Data records for software interfaces:
-.-.-
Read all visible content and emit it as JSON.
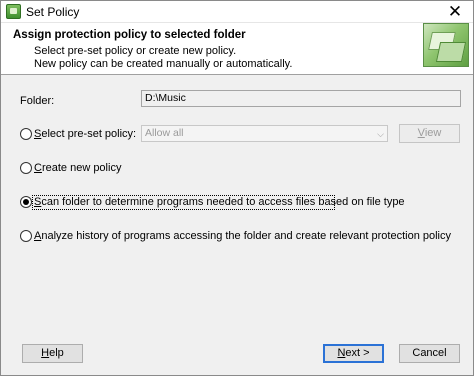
{
  "window": {
    "title": "Set Policy",
    "close_glyph": "✕"
  },
  "header": {
    "title": "Assign protection policy to selected folder",
    "line1": "Select pre-set policy or create new policy.",
    "line2": "New policy can be created manually or automatically."
  },
  "folder": {
    "label": "Folder:",
    "value": "D:\\Music"
  },
  "options": {
    "preset": {
      "label_u": "S",
      "label_rest": "elect pre-set policy:",
      "checked": false
    },
    "preset_combo": {
      "value": "Allow all",
      "enabled": false
    },
    "view_button": {
      "label_u": "V",
      "label_rest": "iew",
      "enabled": false
    },
    "create": {
      "label_u": "C",
      "label_rest": "reate new policy",
      "checked": false
    },
    "scan": {
      "label_u": "S",
      "label_rest": "can folder to determine programs needed to access files based on file type",
      "checked": true
    },
    "analyze": {
      "label_u": "A",
      "label_rest": "nalyze history of programs accessing the folder and create relevant protection policy",
      "checked": false
    }
  },
  "buttons": {
    "help": {
      "label_u": "H",
      "label_rest": "elp"
    },
    "next": {
      "label_u": "N",
      "label_rest": "ext >"
    },
    "cancel": {
      "label": "Cancel"
    }
  },
  "icons": {
    "app": "shield-folder-icon",
    "header": "folder-graphic-icon",
    "dropdown": "chevron-down-icon",
    "close": "close-icon"
  }
}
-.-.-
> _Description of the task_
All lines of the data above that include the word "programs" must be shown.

> _Exercise solution_
      "label_rest": "can folder to determine programs needed to access files based on file type",
      "label_rest": "nalyze history of programs accessing the folder and create relevant protection policy",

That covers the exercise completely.